Lew looked out the window at the bright sunny sky where we had just been. “It sure has been a good day, hasn’t it, Dix?” he said.
I knew that he wasn’t referring entirely to the weather.
A news conference was held in a small office building belonging to the airport. Then everyone left. No big celebration, as happens after first flights today. Dad, Dix, and Shuly had all left their cars at the Renton Airport. Luckily, Boeing had a station wagon waiting at Paine Field and hauled them back to Renton to retrieve their cars. “There was a restaurant right across the street from the Renton Airport,” Dad said. “We really hadn’t had anything to eat, so we went over there and decided to have lunch and a celebratory drink or two. Then we went home.”
An anticlimactic ending to an exciting and historic morning.
In 1984, production of the 727 ended with 1,832 built and 1,831 delivered. Boeing kept one as a corporate plane.

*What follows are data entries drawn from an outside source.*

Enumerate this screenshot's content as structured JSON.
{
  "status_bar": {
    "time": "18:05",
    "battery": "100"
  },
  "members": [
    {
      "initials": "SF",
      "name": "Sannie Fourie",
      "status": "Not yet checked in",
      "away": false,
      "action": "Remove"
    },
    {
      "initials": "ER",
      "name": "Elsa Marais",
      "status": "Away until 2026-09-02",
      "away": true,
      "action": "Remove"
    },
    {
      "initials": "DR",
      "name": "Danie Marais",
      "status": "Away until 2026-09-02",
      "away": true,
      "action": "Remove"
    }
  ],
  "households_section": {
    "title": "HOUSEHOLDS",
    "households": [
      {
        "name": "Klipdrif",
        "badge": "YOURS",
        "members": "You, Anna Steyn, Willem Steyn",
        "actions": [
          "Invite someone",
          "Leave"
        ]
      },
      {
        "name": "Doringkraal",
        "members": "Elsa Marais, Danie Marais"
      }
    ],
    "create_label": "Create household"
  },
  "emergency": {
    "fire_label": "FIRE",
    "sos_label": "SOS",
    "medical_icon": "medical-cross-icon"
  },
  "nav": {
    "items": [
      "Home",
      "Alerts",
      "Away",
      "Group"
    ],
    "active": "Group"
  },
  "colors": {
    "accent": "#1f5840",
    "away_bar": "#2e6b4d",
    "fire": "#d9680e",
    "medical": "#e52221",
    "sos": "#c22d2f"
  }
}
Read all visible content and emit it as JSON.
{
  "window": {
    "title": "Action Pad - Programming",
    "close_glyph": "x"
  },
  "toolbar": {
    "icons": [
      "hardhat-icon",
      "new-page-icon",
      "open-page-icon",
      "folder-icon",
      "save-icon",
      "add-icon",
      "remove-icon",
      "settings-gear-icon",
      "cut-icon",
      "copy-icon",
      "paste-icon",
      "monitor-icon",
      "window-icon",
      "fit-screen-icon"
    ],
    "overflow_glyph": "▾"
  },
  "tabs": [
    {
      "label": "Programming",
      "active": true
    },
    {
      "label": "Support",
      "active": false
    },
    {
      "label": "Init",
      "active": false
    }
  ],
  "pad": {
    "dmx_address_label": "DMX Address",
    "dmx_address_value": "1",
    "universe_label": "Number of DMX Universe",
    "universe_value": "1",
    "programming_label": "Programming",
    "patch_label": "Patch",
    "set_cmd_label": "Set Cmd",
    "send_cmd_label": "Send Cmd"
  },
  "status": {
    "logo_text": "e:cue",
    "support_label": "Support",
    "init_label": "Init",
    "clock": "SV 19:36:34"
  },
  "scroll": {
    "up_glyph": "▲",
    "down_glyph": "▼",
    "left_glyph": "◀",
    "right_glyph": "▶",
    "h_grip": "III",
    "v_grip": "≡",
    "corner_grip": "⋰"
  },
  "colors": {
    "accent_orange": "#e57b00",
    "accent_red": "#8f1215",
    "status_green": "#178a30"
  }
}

Boeing test pilots were required to stop flying at age 60; my father reached that milestone in May of 1984. He took a 737 on a test flight the day before his birthday, his last official flight as a test pilot. (And he rolled that 737. Secretly rolling commercial jets during testing is a whole other story, covered in the book.) But it turns out my father had one last test flight to fly.
I recently learned that flight actually wasn’t my father’s last time flying a Boeing jet. Retired Boeing test pilot John Cashman, who pilot on the first flight of the 777, informed me that my father not only flew the first 727 out of Renton Field in 1963, but also the first flight of the last 727 from that same airport twenty-one years later.
On August 14, 1984, there was a rollout ceremony for the final 727. The original flight crew—my father, copilot Dix Loesch, and flight test engineer M. K. “Shuly” Shulenberger—participated in the festivities.
Two weeks later—three months after my father’s sixtieth birthday—John was captain of the first flight of that last 727, built for Federal Express. Paul Leckman was copilot. Dad went along, aware of the historic significance of this last first flight and making a memorable bookend to his career association with the airplane. “I offered Lew my seat at the end of the runway,” John said. “He flew the first and last parts of the flight, with a landing at Boeing Field. He never lost his smile.”
The last 727 in commercial service – with Iran Aseman Airlines – made its final flight in January of this year, bringing to a close 55 years of service with airlines around the world. There are still 42 727s flying cargo, however, so one might still see one soaring overhead.
The original 727 – known as E1 – was flown by United Airlines until retired. The airplane was eventually donated to the Museum of Flight in Seattle. After sitting for years on the tarmac at Everett’s Paine Field, where the Museum has its Restoration Center, E1 was restored for one last short flight on March 2, 2016 to Boeing Field in Seattle, where it’s now on permanent static display at the Museum of Flight.
My father made 1,845 flights in the 727 series of airplanes; some 3,200 flight hours. Among all the commercial jets he tested and flew over the course of his career at Boeing – from the 707 through the 767 – the 727 was always his favorite.
(Cover photo: 727 rollout at Renton Field. Boeing Archives.)